This week, I look at the Red Wolves' performance on defense and say that, like a true football coach would, forcing eight turnovers is great but that 12 is better. Namely, I say that it's also highly disappointing that your opponent (who, again, committed eight turnovers) had a 21-17 lead at the beginning of the third quarter despite four turnovers. It shows that you needed just about all eight of those when the last two or three really just should have been the cheese curds on the rest. But of course, this reflects poorly on the offense more than anyone else.

Howl of the Night
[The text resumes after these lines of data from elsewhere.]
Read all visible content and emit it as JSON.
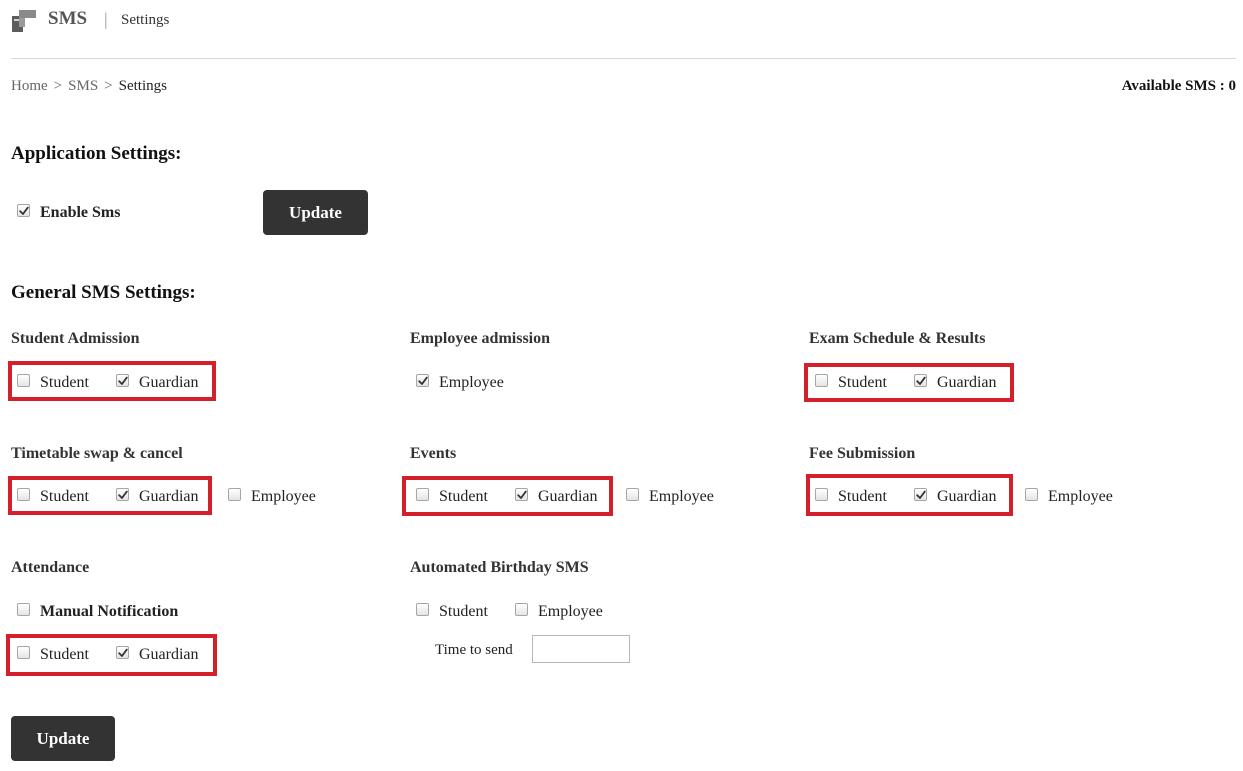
{
  "header": {
    "title": "SMS",
    "separator": "|",
    "subtitle": "Settings",
    "icon": "sms-module-icon"
  },
  "breadcrumb": {
    "items": [
      "Home",
      "SMS",
      "Settings"
    ],
    "separator": ">"
  },
  "available_sms": "Available SMS : 0",
  "application_settings": {
    "heading": "Application Settings:",
    "enable_sms": {
      "label": "Enable Sms",
      "checked": true
    },
    "update_label": "Update"
  },
  "general": {
    "heading": "General SMS Settings:",
    "student_admission": {
      "title": "Student Admission",
      "options": [
        {
          "label": "Student",
          "checked": false
        },
        {
          "label": "Guardian",
          "checked": true
        }
      ]
    },
    "employee_admission": {
      "title": "Employee admission",
      "options": [
        {
          "label": "Employee",
          "checked": true
        }
      ]
    },
    "exam_schedule": {
      "title": "Exam Schedule & Results",
      "options": [
        {
          "label": "Student",
          "checked": false
        },
        {
          "label": "Guardian",
          "checked": true
        }
      ]
    },
    "timetable": {
      "title": "Timetable swap & cancel",
      "options": [
        {
          "label": "Student",
          "checked": false
        },
        {
          "label": "Guardian",
          "checked": true
        },
        {
          "label": "Employee",
          "checked": false
        }
      ]
    },
    "events": {
      "title": "Events",
      "options": [
        {
          "label": "Student",
          "checked": false
        },
        {
          "label": "Guardian",
          "checked": true
        },
        {
          "label": "Employee",
          "checked": false
        }
      ]
    },
    "fee_submission": {
      "title": "Fee Submission",
      "options": [
        {
          "label": "Student",
          "checked": false
        },
        {
          "label": "Guardian",
          "checked": true
        },
        {
          "label": "Employee",
          "checked": false
        }
      ]
    },
    "attendance": {
      "title": "Attendance",
      "manual": {
        "label": "Manual Notification",
        "checked": false
      },
      "options": [
        {
          "label": "Student",
          "checked": false
        },
        {
          "label": "Guardian",
          "checked": true
        }
      ]
    },
    "birthday": {
      "title": "Automated Birthday SMS",
      "options": [
        {
          "label": "Student",
          "checked": false
        },
        {
          "label": "Employee",
          "checked": false
        }
      ],
      "time_label": "Time to send",
      "time_value": ""
    }
  },
  "update_label": "Update",
  "colors": {
    "button": "#333333",
    "highlight": "#d3202a"
  }
}
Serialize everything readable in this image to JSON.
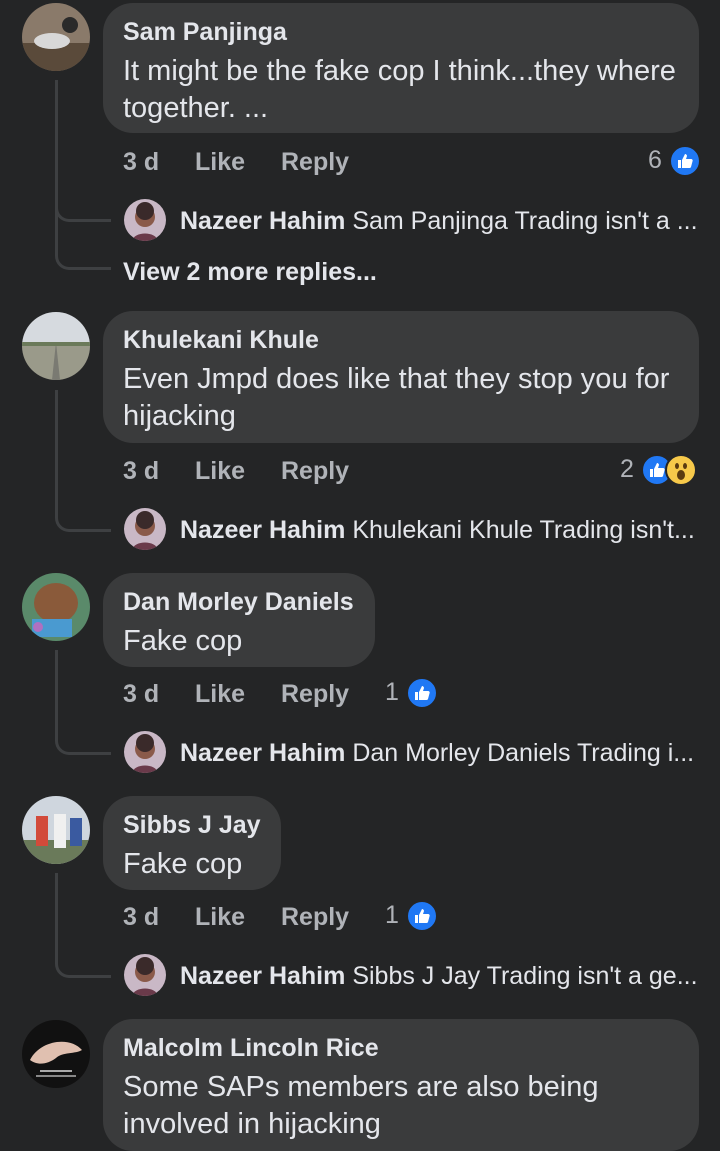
{
  "comments": [
    {
      "author": "Sam Panjinga",
      "text": "It might be the fake cop I think...they where together. ...",
      "time": "3 d",
      "like_label": "Like",
      "reply_label": "Reply",
      "reaction_count": "6",
      "reactions": [
        "like"
      ],
      "replies": [
        {
          "author": "Nazeer Hahim",
          "text": "Sam Panjinga Trading isn't a ..."
        }
      ],
      "more_replies": "View 2 more replies..."
    },
    {
      "author": "Khulekani Khule",
      "text": "Even Jmpd does like that they stop you for hijacking",
      "time": "3 d",
      "like_label": "Like",
      "reply_label": "Reply",
      "reaction_count": "2",
      "reactions": [
        "like",
        "wow"
      ],
      "replies": [
        {
          "author": "Nazeer Hahim",
          "text": "Khulekani Khule Trading isn't..."
        }
      ]
    },
    {
      "author": "Dan Morley Daniels",
      "text": "Fake cop",
      "time": "3 d",
      "like_label": "Like",
      "reply_label": "Reply",
      "reaction_count": "1",
      "reactions": [
        "like"
      ],
      "replies": [
        {
          "author": "Nazeer Hahim",
          "text": "Dan Morley Daniels Trading i..."
        }
      ]
    },
    {
      "author": "Sibbs J Jay",
      "text": "Fake cop",
      "time": "3 d",
      "like_label": "Like",
      "reply_label": "Reply",
      "reaction_count": "1",
      "reactions": [
        "like"
      ],
      "replies": [
        {
          "author": "Nazeer Hahim",
          "text": "Sibbs J Jay Trading isn't a ge..."
        }
      ]
    },
    {
      "author": "Malcolm Lincoln Rice",
      "text": "Some SAPs members are also being involved in hijacking"
    }
  ],
  "colors": {
    "background": "#242526",
    "bubble": "#3a3b3c",
    "like_blue": "#2078f4",
    "wow_yellow": "#f7c94a",
    "secondary_text": "#b0b3b8"
  }
}
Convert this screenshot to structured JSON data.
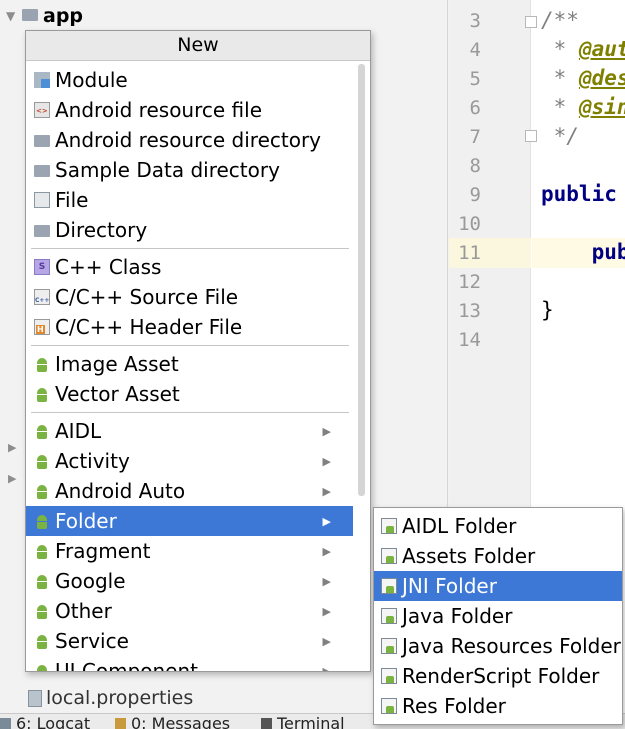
{
  "project": {
    "root_label": "app",
    "local_file": "local.properties"
  },
  "editor": {
    "line_numbers": [
      "3",
      "4",
      "5",
      "6",
      "7",
      "8",
      "9",
      "10",
      "11",
      "12",
      "13",
      "14"
    ],
    "lines": {
      "l3": "/**",
      "l4_prefix": " * ",
      "l4_tag": "@aut",
      "l5_prefix": " * ",
      "l5_tag": "@des",
      "l6_prefix": " * ",
      "l6_tag": "@sin",
      "l7": " */",
      "l9": "public",
      "l11": "    publ",
      "l13": "}"
    }
  },
  "new_menu": {
    "title": "New",
    "items": [
      {
        "label": "Module",
        "icon": "module-icon",
        "submenu": false
      },
      {
        "label": "Android resource file",
        "icon": "resource-file-icon",
        "submenu": false
      },
      {
        "label": "Android resource directory",
        "icon": "folder-icon",
        "submenu": false
      },
      {
        "label": "Sample Data directory",
        "icon": "folder-icon",
        "submenu": false
      },
      {
        "label": "File",
        "icon": "file-icon",
        "submenu": false
      },
      {
        "label": "Directory",
        "icon": "folder-icon",
        "submenu": false
      },
      {
        "label": "C++ Class",
        "icon": "cpp-class-icon",
        "submenu": false
      },
      {
        "label": "C/C++ Source File",
        "icon": "cpp-source-icon",
        "submenu": false
      },
      {
        "label": "C/C++ Header File",
        "icon": "cpp-header-icon",
        "submenu": false
      },
      {
        "label": "Image Asset",
        "icon": "android-icon",
        "submenu": false
      },
      {
        "label": "Vector Asset",
        "icon": "android-icon",
        "submenu": false
      },
      {
        "label": "AIDL",
        "icon": "android-icon",
        "submenu": true
      },
      {
        "label": "Activity",
        "icon": "android-icon",
        "submenu": true
      },
      {
        "label": "Android Auto",
        "icon": "android-icon",
        "submenu": true
      },
      {
        "label": "Folder",
        "icon": "android-icon",
        "submenu": true,
        "selected": true
      },
      {
        "label": "Fragment",
        "icon": "android-icon",
        "submenu": true
      },
      {
        "label": "Google",
        "icon": "android-icon",
        "submenu": true
      },
      {
        "label": "Other",
        "icon": "android-icon",
        "submenu": true
      },
      {
        "label": "Service",
        "icon": "android-icon",
        "submenu": true
      },
      {
        "label": "UI Component",
        "icon": "android-icon",
        "submenu": true
      }
    ]
  },
  "folder_menu": {
    "items": [
      {
        "label": "AIDL Folder"
      },
      {
        "label": "Assets Folder"
      },
      {
        "label": "JNI Folder",
        "selected": true
      },
      {
        "label": "Java Folder"
      },
      {
        "label": "Java Resources Folder"
      },
      {
        "label": "RenderScript Folder"
      },
      {
        "label": "Res Folder"
      }
    ]
  },
  "statusbar": {
    "logcat": "6: Logcat",
    "messages": "0: Messages",
    "terminal": "Terminal"
  },
  "colors": {
    "selection": "#3d78d6",
    "android_green": "#7bb342",
    "keyword": "#000080",
    "doc_tag": "#808000"
  }
}
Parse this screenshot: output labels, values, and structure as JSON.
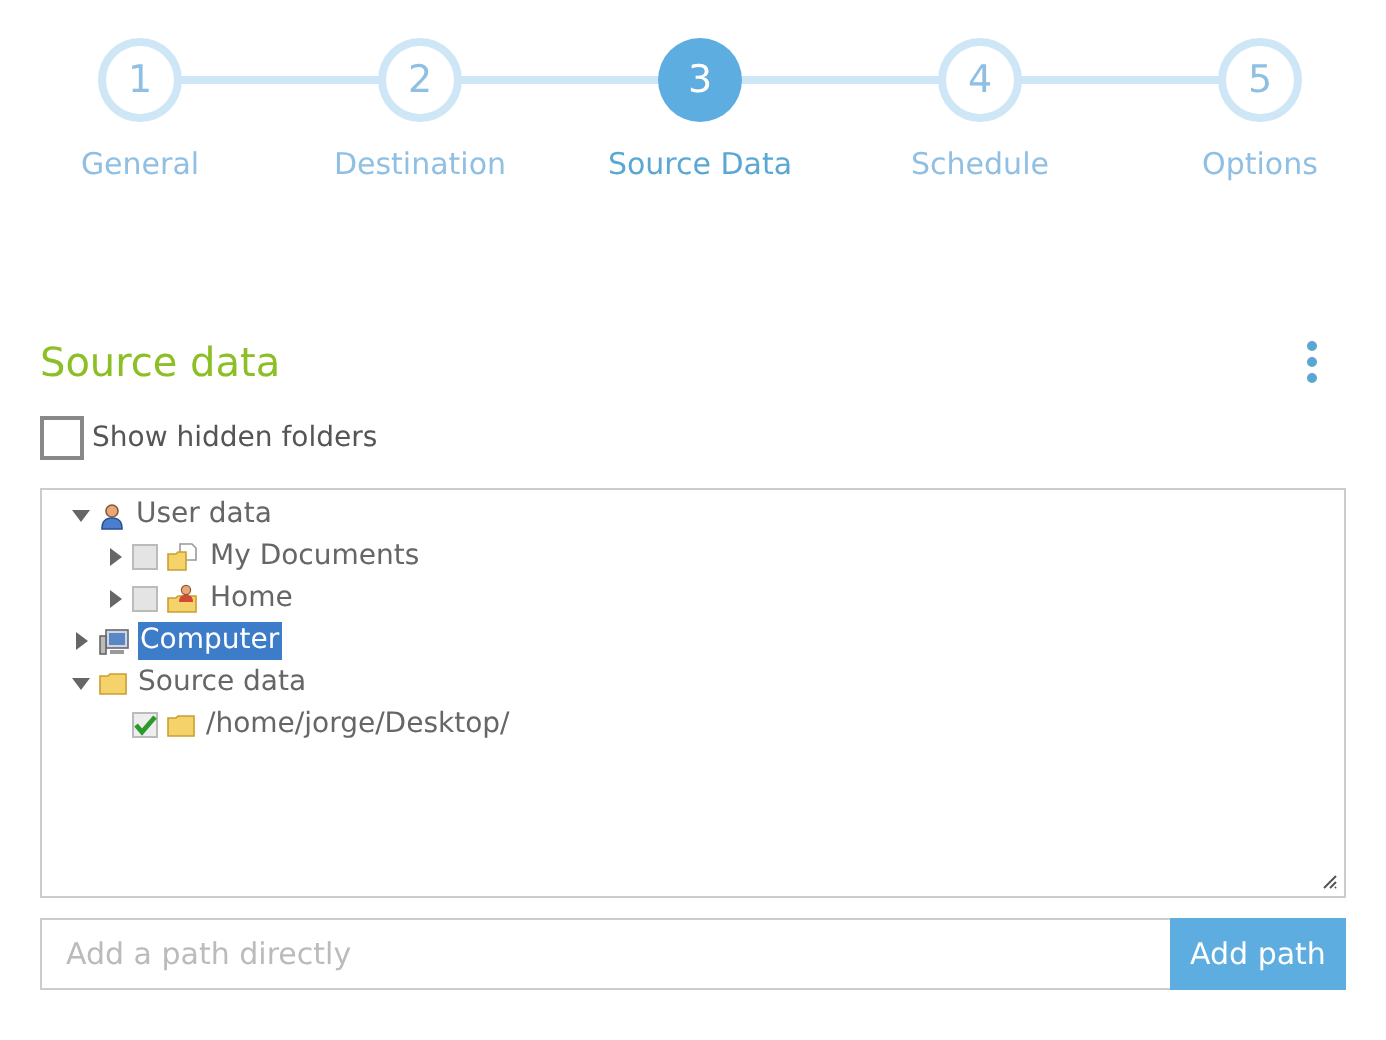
{
  "steps": [
    {
      "number": "1",
      "label": "General",
      "selected": false
    },
    {
      "number": "2",
      "label": "Destination",
      "selected": false
    },
    {
      "number": "3",
      "label": "Source Data",
      "selected": true
    },
    {
      "number": "4",
      "label": "Schedule",
      "selected": false
    },
    {
      "number": "5",
      "label": "Options",
      "selected": false
    }
  ],
  "section": {
    "title": "Source data"
  },
  "show_hidden": {
    "label": "Show hidden folders",
    "checked": false
  },
  "tree": [
    {
      "label": "User data",
      "kind": "user",
      "expanded": true,
      "selected": false,
      "children": [
        {
          "label": "My Documents",
          "kind": "documents",
          "expanded": false,
          "checked": false,
          "selected": false
        },
        {
          "label": "Home",
          "kind": "home",
          "expanded": false,
          "checked": false,
          "selected": false
        }
      ]
    },
    {
      "label": "Computer",
      "kind": "computer",
      "expanded": false,
      "selected": true
    },
    {
      "label": "Source data",
      "kind": "folder",
      "expanded": true,
      "selected": false,
      "children": [
        {
          "label": "/home/jorge/Desktop/",
          "kind": "folder",
          "checked": true,
          "selected": false
        }
      ]
    }
  ],
  "path_input": {
    "placeholder": "Add a path directly"
  },
  "add_button": "Add path"
}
Given how relatively poorly the Red Wolves played for about 45 minutes, it's odd to see how many players could win this prestigious "How of the Night" award. Should it be Rocky Hayes and his one interception, two passes broken up and one quarterback hit? Come on, you can do better. Right, there's Ja'Von Rolland-Jones, who hit Idaho quarterback(s) all of four times during the night. The redshirt freshman was a terror in the Vandals backfield, but his teammate Sterling Young was even better-he combined one interception with a team-high 12 tackles for what was, I would say if I were British, a sterling game.

But of course, there's better because Michael Gordon channeled his inner Madden version of Greg Jennings [caution: explicit language] and put the team on his back with four touchdowns after halftime. That's the lesson here-just give the howl of the night to whoever ties a Sun Belt Conference rushing record.

Looking Ahead

To his credit, Anderson did ease up on the trick plays after running a gauntlet full of them the week before. I'd say that he listened to my suggestion, but I can't say for sure it came from me. It's entirely possible that Anderson is a totally competent head coach who reassesses his and his team's performance week after week and elaborates a new game plan accordingly. (It's one or the other, really.)

Looking ahead, let's hope that they can remember the number 60. That's "they" as in the entire A-State football team, and 60 as in the length of a football game. The Red Wolves played well enough to beat Idaho but, except for the fourth quarter, this game really was more illustrative of Idaho's problems than A-State's excellence.

That excellence is something the Red Wolves will need next week against a solid South Alabama team that lost a close 19-9 game against the Ragin' Cajuns. Coach Anderson, maybe try the Italian poutine on the menu this week.